====== GIVEN ENTRIES

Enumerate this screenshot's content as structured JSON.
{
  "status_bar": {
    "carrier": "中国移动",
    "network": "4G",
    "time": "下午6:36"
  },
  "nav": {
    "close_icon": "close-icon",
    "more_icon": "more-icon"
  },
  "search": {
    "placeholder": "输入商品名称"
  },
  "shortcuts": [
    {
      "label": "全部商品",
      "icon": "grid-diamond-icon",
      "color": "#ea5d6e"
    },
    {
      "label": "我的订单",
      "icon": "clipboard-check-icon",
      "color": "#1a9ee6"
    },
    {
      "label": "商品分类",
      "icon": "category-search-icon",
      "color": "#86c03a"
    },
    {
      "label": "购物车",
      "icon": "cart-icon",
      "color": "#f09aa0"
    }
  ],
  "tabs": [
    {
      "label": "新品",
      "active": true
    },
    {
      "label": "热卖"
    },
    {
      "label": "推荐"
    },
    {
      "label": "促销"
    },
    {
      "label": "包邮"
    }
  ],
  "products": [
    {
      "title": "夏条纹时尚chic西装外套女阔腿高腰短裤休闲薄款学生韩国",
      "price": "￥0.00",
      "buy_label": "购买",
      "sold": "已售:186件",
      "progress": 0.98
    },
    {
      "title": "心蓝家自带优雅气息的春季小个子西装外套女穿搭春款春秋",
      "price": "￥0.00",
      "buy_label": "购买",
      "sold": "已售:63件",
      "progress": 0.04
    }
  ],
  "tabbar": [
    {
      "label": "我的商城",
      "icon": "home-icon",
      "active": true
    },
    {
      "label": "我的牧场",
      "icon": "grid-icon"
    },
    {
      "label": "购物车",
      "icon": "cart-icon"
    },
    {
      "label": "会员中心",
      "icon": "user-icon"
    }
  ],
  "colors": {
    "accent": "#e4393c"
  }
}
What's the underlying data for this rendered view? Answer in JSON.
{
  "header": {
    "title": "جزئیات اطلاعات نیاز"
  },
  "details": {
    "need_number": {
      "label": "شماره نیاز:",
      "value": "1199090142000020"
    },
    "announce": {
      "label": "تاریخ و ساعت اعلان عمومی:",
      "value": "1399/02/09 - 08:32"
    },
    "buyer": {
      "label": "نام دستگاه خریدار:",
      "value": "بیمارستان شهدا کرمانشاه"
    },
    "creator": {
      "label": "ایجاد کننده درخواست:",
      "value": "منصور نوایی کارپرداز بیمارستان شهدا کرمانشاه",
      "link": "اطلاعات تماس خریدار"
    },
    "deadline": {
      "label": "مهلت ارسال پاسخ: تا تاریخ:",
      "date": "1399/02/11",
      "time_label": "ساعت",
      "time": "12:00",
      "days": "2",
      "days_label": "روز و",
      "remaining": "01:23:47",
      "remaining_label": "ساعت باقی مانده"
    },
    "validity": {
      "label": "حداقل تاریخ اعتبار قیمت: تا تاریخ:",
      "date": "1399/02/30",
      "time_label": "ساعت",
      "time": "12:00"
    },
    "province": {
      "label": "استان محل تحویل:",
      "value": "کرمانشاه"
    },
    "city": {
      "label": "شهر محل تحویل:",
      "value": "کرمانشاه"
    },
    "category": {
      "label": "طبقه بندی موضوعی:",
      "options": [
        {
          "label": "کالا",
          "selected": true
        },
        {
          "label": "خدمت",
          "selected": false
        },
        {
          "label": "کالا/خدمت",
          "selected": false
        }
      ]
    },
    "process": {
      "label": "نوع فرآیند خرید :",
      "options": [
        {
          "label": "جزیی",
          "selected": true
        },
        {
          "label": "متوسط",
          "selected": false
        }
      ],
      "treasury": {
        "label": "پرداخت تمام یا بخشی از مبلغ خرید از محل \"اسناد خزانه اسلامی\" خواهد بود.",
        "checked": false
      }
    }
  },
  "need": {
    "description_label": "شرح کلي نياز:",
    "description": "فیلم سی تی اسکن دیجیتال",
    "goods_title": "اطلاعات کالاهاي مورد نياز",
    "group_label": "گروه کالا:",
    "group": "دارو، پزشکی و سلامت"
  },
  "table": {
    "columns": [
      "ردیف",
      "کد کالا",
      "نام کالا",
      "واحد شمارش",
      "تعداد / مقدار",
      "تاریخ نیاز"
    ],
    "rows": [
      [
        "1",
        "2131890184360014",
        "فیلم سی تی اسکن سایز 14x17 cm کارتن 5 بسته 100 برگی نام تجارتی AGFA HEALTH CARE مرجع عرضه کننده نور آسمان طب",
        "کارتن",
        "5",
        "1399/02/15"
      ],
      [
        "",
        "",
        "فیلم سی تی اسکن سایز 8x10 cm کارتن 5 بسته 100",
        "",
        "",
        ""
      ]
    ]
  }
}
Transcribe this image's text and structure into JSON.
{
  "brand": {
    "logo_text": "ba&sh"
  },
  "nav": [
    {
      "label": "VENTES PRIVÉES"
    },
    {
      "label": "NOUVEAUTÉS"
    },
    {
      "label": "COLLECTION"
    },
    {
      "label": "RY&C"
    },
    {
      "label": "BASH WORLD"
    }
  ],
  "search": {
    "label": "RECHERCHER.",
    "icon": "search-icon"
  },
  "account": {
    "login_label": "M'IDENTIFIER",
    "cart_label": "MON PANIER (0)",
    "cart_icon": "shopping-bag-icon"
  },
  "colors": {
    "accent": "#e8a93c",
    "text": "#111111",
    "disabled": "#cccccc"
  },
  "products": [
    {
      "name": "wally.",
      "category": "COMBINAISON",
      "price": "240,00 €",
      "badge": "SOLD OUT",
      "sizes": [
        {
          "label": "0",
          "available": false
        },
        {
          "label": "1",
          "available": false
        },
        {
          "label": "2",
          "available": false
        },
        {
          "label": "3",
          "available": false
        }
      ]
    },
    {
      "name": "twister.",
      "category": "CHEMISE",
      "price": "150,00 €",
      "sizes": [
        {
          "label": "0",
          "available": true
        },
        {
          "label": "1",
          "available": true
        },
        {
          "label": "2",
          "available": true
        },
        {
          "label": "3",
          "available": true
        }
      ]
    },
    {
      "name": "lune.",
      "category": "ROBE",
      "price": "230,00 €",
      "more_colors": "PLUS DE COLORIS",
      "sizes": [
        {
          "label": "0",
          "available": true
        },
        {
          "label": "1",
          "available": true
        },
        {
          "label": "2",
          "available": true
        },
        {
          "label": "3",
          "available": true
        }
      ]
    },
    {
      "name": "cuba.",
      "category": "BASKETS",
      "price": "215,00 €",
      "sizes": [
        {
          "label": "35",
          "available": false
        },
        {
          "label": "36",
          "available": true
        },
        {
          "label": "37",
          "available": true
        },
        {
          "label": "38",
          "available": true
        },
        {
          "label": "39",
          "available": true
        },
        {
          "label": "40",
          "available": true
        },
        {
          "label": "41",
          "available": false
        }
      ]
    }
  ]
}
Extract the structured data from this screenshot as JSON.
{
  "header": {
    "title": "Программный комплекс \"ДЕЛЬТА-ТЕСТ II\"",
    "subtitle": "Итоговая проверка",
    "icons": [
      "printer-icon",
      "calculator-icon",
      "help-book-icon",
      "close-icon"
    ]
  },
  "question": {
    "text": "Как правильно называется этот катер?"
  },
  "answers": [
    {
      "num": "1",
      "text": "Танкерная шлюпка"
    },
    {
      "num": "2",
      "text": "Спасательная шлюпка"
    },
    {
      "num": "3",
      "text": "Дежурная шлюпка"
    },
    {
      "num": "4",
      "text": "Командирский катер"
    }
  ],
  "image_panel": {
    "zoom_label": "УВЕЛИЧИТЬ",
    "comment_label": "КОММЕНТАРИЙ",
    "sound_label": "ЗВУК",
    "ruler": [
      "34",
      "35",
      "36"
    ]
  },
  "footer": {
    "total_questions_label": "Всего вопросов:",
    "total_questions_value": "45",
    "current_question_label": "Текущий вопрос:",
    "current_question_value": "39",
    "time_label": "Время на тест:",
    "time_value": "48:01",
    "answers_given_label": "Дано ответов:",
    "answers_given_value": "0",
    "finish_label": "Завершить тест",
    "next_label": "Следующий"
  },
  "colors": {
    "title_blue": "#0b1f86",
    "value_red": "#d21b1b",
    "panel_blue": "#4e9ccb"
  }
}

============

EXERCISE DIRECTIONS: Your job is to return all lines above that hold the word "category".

RESULT OF THIS TASK:
      "icon": "category-search-icon",
    "category": {
      "category": "COMBINAISON",
      "category": "CHEMISE",
      "category": "ROBE",
      "category": "BASKETS",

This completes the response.